Data records:
>>>>
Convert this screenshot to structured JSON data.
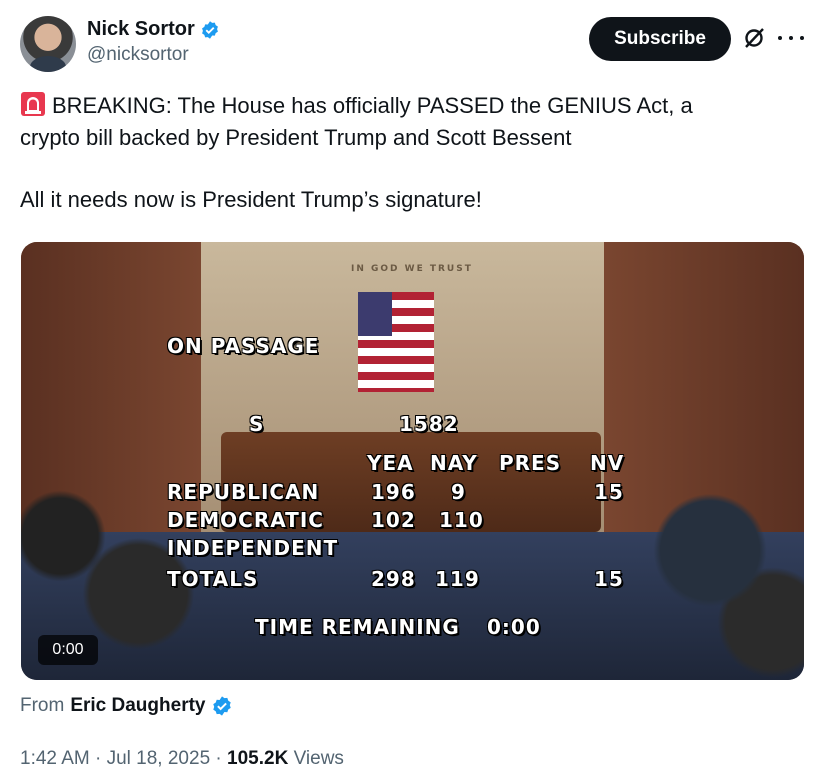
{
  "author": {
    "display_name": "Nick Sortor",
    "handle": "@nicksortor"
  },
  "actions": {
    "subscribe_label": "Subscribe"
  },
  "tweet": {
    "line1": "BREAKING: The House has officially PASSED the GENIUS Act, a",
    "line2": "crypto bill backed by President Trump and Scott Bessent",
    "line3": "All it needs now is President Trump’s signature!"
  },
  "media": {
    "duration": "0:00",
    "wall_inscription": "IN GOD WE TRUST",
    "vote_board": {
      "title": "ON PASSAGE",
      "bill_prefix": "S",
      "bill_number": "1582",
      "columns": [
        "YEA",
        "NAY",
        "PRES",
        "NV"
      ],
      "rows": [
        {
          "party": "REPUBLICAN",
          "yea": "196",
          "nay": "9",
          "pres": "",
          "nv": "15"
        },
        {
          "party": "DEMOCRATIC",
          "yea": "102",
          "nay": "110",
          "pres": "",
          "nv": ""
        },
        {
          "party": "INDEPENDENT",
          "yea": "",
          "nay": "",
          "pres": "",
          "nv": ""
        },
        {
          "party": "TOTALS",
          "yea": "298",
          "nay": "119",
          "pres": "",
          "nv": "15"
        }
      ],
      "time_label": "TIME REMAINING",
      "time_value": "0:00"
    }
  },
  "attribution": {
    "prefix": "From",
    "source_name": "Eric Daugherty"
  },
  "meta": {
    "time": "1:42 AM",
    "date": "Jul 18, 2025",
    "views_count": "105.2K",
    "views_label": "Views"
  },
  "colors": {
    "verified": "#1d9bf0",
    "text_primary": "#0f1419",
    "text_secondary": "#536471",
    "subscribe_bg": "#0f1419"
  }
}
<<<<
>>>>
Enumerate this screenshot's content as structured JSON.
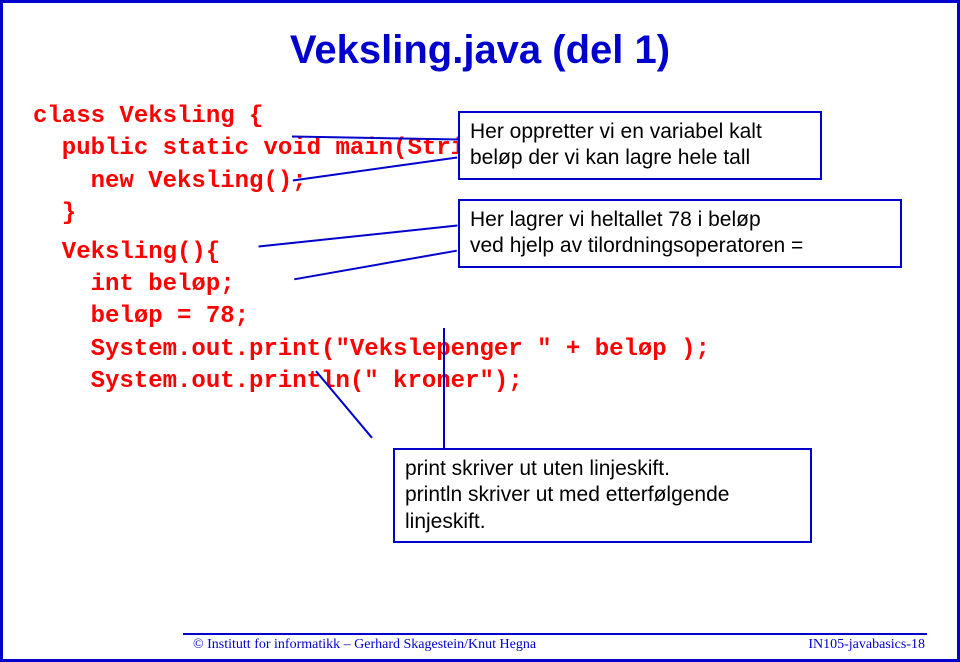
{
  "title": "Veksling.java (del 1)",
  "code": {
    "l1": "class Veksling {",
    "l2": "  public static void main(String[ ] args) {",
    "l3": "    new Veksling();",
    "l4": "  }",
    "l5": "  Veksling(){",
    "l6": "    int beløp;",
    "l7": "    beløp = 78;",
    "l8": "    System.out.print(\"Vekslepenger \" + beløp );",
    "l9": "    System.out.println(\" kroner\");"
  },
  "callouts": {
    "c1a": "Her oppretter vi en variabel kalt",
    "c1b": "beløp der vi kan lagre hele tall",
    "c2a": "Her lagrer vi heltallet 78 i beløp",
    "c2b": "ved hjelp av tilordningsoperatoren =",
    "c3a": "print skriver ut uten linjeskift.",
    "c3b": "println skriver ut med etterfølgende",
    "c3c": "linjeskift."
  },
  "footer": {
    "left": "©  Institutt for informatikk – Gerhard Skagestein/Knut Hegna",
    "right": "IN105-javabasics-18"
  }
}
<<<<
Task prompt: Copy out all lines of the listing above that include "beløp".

Answer box:
    "l6": "    int beløp;",
    "l7": "    beløp = 78;",
    "l8": "    System.out.print(\"Vekslepenger \" + beløp );",
    "c1b": "beløp der vi kan lagre hele tall",
    "c2a": "Her lagrer vi heltallet 78 i beløp",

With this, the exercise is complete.